ACTIVITY: Return, from the lines below, each one that includes the word "label".
[[ INPUT DATA open ]]
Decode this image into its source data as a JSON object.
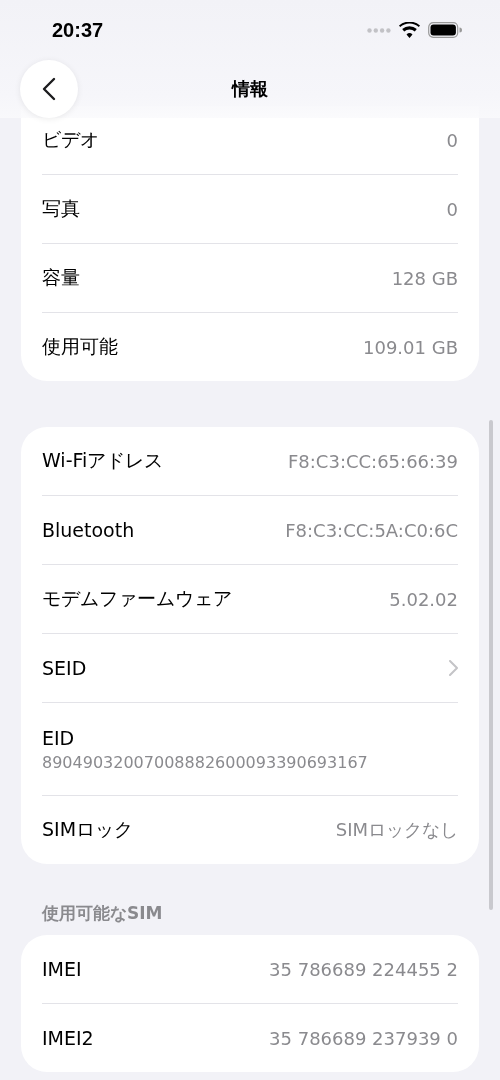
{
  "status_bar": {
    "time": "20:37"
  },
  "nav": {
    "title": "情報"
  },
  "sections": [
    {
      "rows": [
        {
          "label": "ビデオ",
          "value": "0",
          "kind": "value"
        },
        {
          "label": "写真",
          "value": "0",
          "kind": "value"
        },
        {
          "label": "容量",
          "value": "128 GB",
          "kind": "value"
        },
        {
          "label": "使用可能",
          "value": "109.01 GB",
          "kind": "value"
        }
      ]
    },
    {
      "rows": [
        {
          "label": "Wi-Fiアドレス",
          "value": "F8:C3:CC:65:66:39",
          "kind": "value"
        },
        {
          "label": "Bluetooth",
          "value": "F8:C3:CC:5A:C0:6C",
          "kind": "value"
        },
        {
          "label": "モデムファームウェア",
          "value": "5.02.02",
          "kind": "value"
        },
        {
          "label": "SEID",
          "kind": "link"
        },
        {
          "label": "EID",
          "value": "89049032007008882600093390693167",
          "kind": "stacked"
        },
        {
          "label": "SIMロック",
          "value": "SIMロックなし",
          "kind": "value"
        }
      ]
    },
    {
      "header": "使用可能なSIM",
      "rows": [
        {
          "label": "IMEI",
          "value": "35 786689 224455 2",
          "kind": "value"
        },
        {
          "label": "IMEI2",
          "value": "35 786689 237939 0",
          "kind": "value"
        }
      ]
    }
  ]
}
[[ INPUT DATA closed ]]
OUTPUT OF THE TASK:
          "label": "ビデオ",
          "label": "写真",
          "label": "容量",
          "label": "使用可能",
          "label": "Wi-Fiアドレス",
          "label": "Bluetooth",
          "label": "モデムファームウェア",
          "label": "SEID",
          "label": "EID",
          "label": "SIMロック",
          "label": "IMEI",
          "label": "IMEI2",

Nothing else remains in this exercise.